4. Steve Aoki Played More Shows Than Any Other DJ
Aoki, for his part, is not resting on his laurels. The Dim Mak label head recently extended his Vegas deal with Hakkasan, but he’s also hittig the tour circuit harder than any other DJ on the scene. He played more than 200 shows during the summer 2018 to summer 2019 scoring period, and also landed endorsement deals with Diesel and Samsung, launched a pizza delivery service, published an autobiography and a comic book and continued running his label and clothing brand for a total of $30 million, landing him at No. 4.
5. Pauly D Makes as Much Money as DJ Snake and Dimitri Vegas & Like Mike
He might not have the cross-genre hits or European popularity, but the Jersey Shore star has never been left wanting. DJ Pauly D appeared on Forbes‘ initial 2012 list with about $11 million banked, and in 2019, he stays steady in a three-way tie for 15th place at $11.5 million. He’s joined by French producer turned global star DJ Snake and Belgian Tomorrowland poster boys Dimitri Vegas & Like Mike. Who needs dance-pop hits on international radio when you’ve got hair like his?
7. There Has Still Never Been a Woman on the List, But Alison Wonderland Was Close
It’s unfortunately unsurprising that a woman has never graced the Forbes‘ list of highest-paid electronic acts, but it is slightly comforting to know Alison Wonderland was only a few million shy of the top 15 this year. Nervo almost cracked the list in 2014, too. There’s no lack of female talent on the market, and as DJ crowds become more discerning, we’re hopeful women behind the decks will rise among the ranks. Here’s to your hustle, ladies. We’ve got our fingers crossed for next year.
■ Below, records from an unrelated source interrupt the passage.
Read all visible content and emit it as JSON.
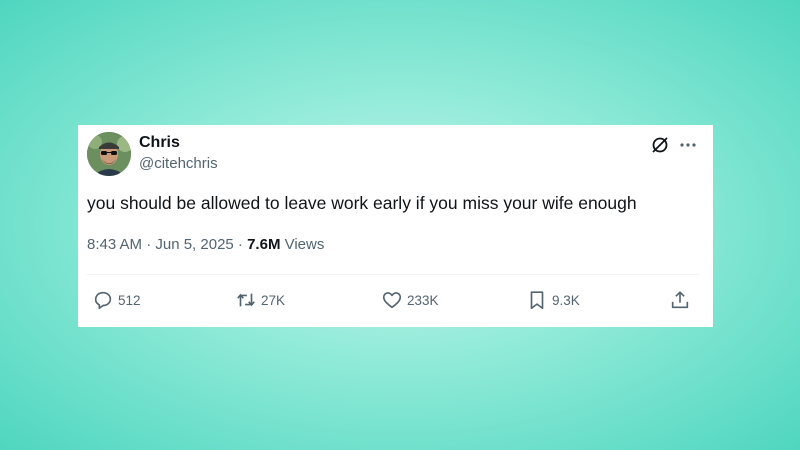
{
  "tweet": {
    "author_name": "Chris",
    "author_handle": "@citehchris",
    "text": "you should be allowed to leave work early if you miss your wife enough",
    "timestamp": "8:43 AM · Jun 5, 2025 · ",
    "views_count": "7.6M",
    "views_label": " Views"
  },
  "actions": {
    "replies": "512",
    "reposts": "27K",
    "likes": "233K",
    "bookmarks": "9.3K"
  },
  "colors": {
    "text_primary": "#0f1419",
    "text_secondary": "#536471",
    "background": "#4fd6c0"
  },
  "icons": [
    "grok-icon",
    "more-icon",
    "reply-icon",
    "repost-icon",
    "like-icon",
    "bookmark-icon",
    "share-icon"
  ]
}
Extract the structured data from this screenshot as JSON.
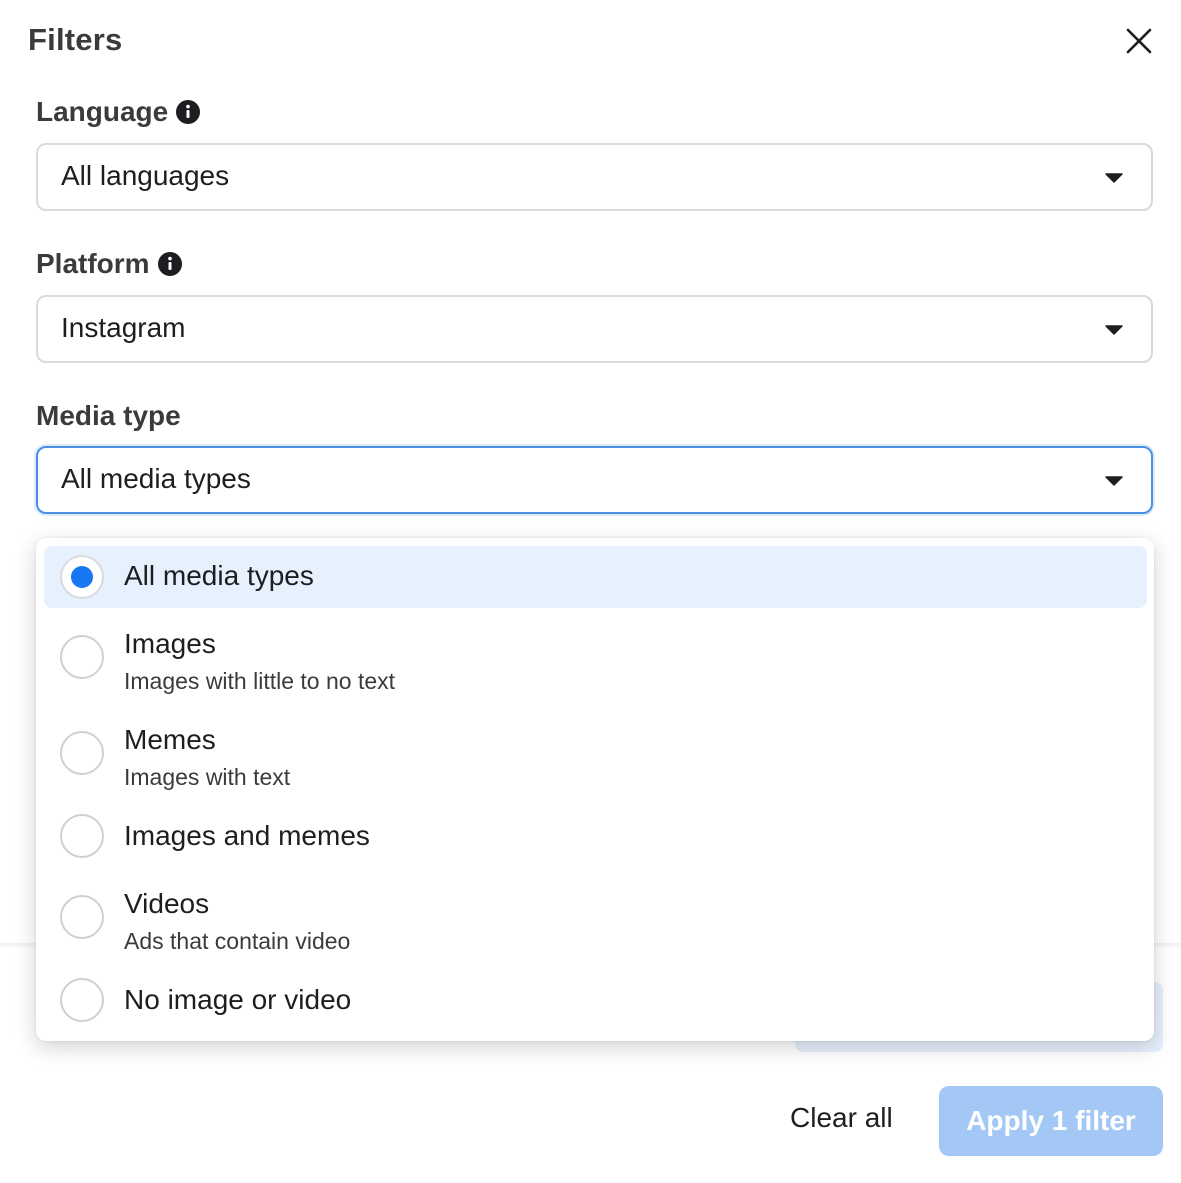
{
  "dialog": {
    "title": "Filters",
    "close_icon": "close-icon"
  },
  "language": {
    "label": "Language",
    "info_icon": "info-icon",
    "value": "All languages"
  },
  "platform": {
    "label": "Platform",
    "info_icon": "info-icon",
    "value": "Instagram"
  },
  "media_type": {
    "label": "Media type",
    "value": "All media types",
    "options": [
      {
        "label": "All media types",
        "description": "",
        "selected": true
      },
      {
        "label": "Images",
        "description": "Images with little to no text",
        "selected": false
      },
      {
        "label": "Memes",
        "description": "Images with text",
        "selected": false
      },
      {
        "label": "Images and memes",
        "description": "",
        "selected": false
      },
      {
        "label": "Videos",
        "description": "Ads that contain video",
        "selected": false
      },
      {
        "label": "No image or video",
        "description": "",
        "selected": false
      }
    ]
  },
  "footer": {
    "clear_label": "Clear all",
    "apply_label": "Apply 1 filter"
  },
  "colors": {
    "accent": "#1877f2",
    "apply_disabled_bg": "#a3c8f5",
    "selected_option_bg": "#e7f0fd",
    "focus_border": "#4a90e2"
  }
}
Read the full top 15 via Forbes‘ 2019 list of highest-paid DJs on Forbes.com.